Exercise aim: Every record should be copied exactly, except that pictures are to be omitted.

Data in this exercise:
========================

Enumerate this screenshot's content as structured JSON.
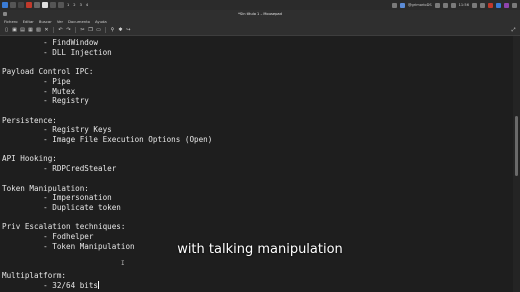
{
  "panel": {
    "workspaces": [
      "1",
      "2",
      "3",
      "4"
    ],
    "user": "@grimorioDS",
    "clock": "11:56"
  },
  "window": {
    "title": "*Sin título 1 – Mousepad"
  },
  "menu": [
    "Fichero",
    "Editar",
    "Buscar",
    "Ver",
    "Documento",
    "Ayuda"
  ],
  "toolbar": {
    "icons": [
      "new-document-icon",
      "new-window-icon",
      "open-icon",
      "save-icon",
      "save-as-icon",
      "close-icon",
      "undo-icon",
      "redo-icon",
      "cut-icon",
      "copy-icon",
      "paste-icon",
      "search-icon",
      "search-replace-icon",
      "goto-icon"
    ]
  },
  "editor": {
    "lines": [
      "         - FindWindow",
      "         - DLL Injection",
      "",
      "Payload Control IPC:",
      "         - Pipe",
      "         - Mutex",
      "         - Registry",
      "",
      "Persistence:",
      "         - Registry Keys",
      "         - Image File Execution Options (Open)",
      "",
      "API Hooking:",
      "         - RDPCredStealer",
      "",
      "Token Manipulation:",
      "         - Impersonation",
      "         - Duplicate token",
      "",
      "Priv Escalation techniques:",
      "         - Fodhelper",
      "         - Token Manipulation",
      "",
      "",
      "Multiplatform:",
      "         - 32/64 bits"
    ]
  },
  "caption": "with talking manipulation"
}
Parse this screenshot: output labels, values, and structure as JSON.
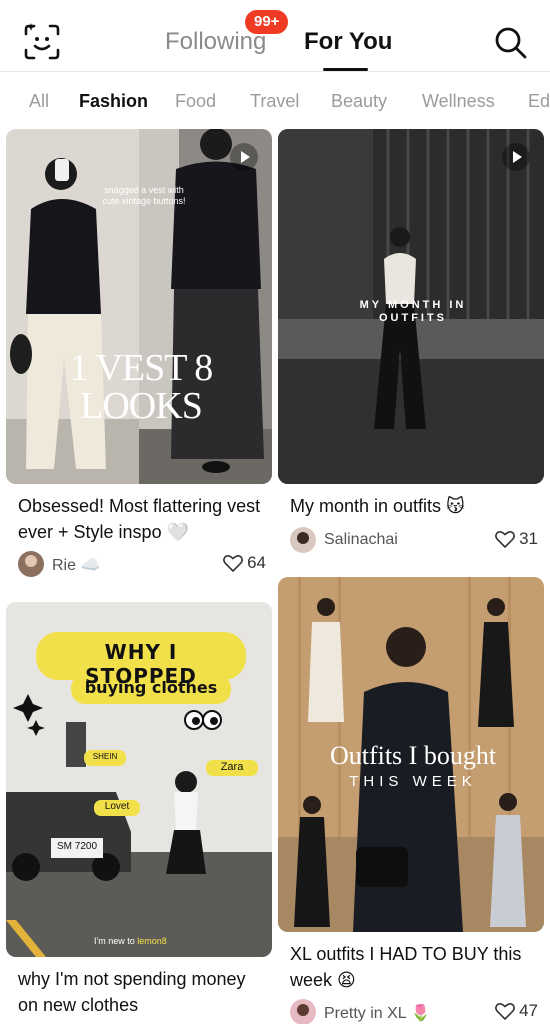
{
  "header": {
    "following_label": "Following",
    "foryou_label": "For You",
    "badge": "99+"
  },
  "categories": [
    "All",
    "Fashion",
    "Food",
    "Travel",
    "Beauty",
    "Wellness",
    "Ed"
  ],
  "active_category": "Fashion",
  "cards": [
    {
      "title": "Obsessed! Most flattering vest ever + Style inspo 🤍",
      "author": "Rie ☁️",
      "likes": "64",
      "overlay_big": "1 VEST 8 LOOKS",
      "overlay_small": "snagged a vest with cute vintage buttons!",
      "video": true
    },
    {
      "title": "My month in outfits 😽",
      "author": "Salinachai",
      "likes": "31",
      "overlay_big": "MY MONTH IN OUTFITS",
      "video": true
    },
    {
      "title": "why I'm not spending money on new clothes",
      "overlay_line1": "WHY I STOPPED",
      "overlay_line2": "buying clothes",
      "tag_shein": "SHEIN",
      "tag_zara": "Zara",
      "tag_lovet": "Lovet",
      "plate": "SM 7200",
      "footnote": "I'm new to",
      "footnote_brand": "lemon8"
    },
    {
      "title": "XL outfits I HAD TO BUY this week 😫",
      "author": "Pretty in XL 🌷",
      "likes": "47",
      "overlay_line1": "Outfits I bought",
      "overlay_line2": "THIS WEEK"
    }
  ],
  "colors": {
    "badge": "#ef3b24",
    "accent": "#111111"
  },
  "icons": [
    "face-scan-icon",
    "search-icon",
    "heart-icon",
    "play-icon"
  ]
}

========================

Response to this exercise:
Enumerate this screenshot's content as structured JSON.
{
  "panel": {
    "workspaces": [
      "1",
      "2",
      "3",
      "4"
    ],
    "user": "@grimorioDS",
    "clock": "11:56"
  },
  "window": {
    "title": "*Sin título 1 – Mousepad"
  },
  "menu": [
    "Fichero",
    "Editar",
    "Buscar",
    "Ver",
    "Documento",
    "Ayuda"
  ],
  "toolbar": {
    "icons": [
      "new-document-icon",
      "new-window-icon",
      "open-icon",
      "save-icon",
      "save-as-icon",
      "close-icon",
      "undo-icon",
      "redo-icon",
      "cut-icon",
      "copy-icon",
      "paste-icon",
      "search-icon",
      "search-replace-icon",
      "goto-icon"
    ]
  },
  "editor": {
    "lines": [
      "         - FindWindow",
      "         - DLL Injection",
      "",
      "Payload Control IPC:",
      "         - Pipe",
      "         - Mutex",
      "         - Registry",
      "",
      "Persistence:",
      "         - Registry Keys",
      "         - Image File Execution Options (Open)",
      "",
      "API Hooking:",
      "         - RDPCredStealer",
      "",
      "Token Manipulation:",
      "         - Impersonation",
      "         - Duplicate token",
      "",
      "Priv Escalation techniques:",
      "         - Fodhelper",
      "         - Token Manipulation",
      "",
      "",
      "Multiplatform:",
      "         - 32/64 bits"
    ]
  },
  "caption": "with talking manipulation"
}
Parse this screenshot: output labels, values, and structure as JSON.
{
  "header": {
    "following_label": "Following",
    "foryou_label": "For You",
    "badge": "99+"
  },
  "categories": [
    "All",
    "Fashion",
    "Food",
    "Travel",
    "Beauty",
    "Wellness",
    "Ed"
  ],
  "active_category": "Fashion",
  "cards": [
    {
      "title": "Obsessed! Most flattering vest ever + Style inspo 🤍",
      "author": "Rie ☁️",
      "likes": "64",
      "overlay_big": "1 VEST 8 LOOKS",
      "overlay_small": "snagged a vest with cute vintage buttons!",
      "video": true
    },
    {
      "title": "My month in outfits 😽",
      "author": "Salinachai",
      "likes": "31",
      "overlay_big": "MY MONTH IN OUTFITS",
      "video": true
    },
    {
      "title": "why I'm not spending money on new clothes",
      "overlay_line1": "WHY I STOPPED",
      "overlay_line2": "buying clothes",
      "tag_shein": "SHEIN",
      "tag_zara": "Zara",
      "tag_lovet": "Lovet",
      "plate": "SM 7200",
      "footnote": "I'm new to",
      "footnote_brand": "lemon8"
    },
    {
      "title": "XL outfits I HAD TO BUY this week 😫",
      "author": "Pretty in XL 🌷",
      "likes": "47",
      "overlay_line1": "Outfits I bought",
      "overlay_line2": "THIS WEEK"
    }
  ],
  "colors": {
    "badge": "#ef3b24",
    "accent": "#111111"
  },
  "icons": [
    "face-scan-icon",
    "search-icon",
    "heart-icon",
    "play-icon"
  ]
}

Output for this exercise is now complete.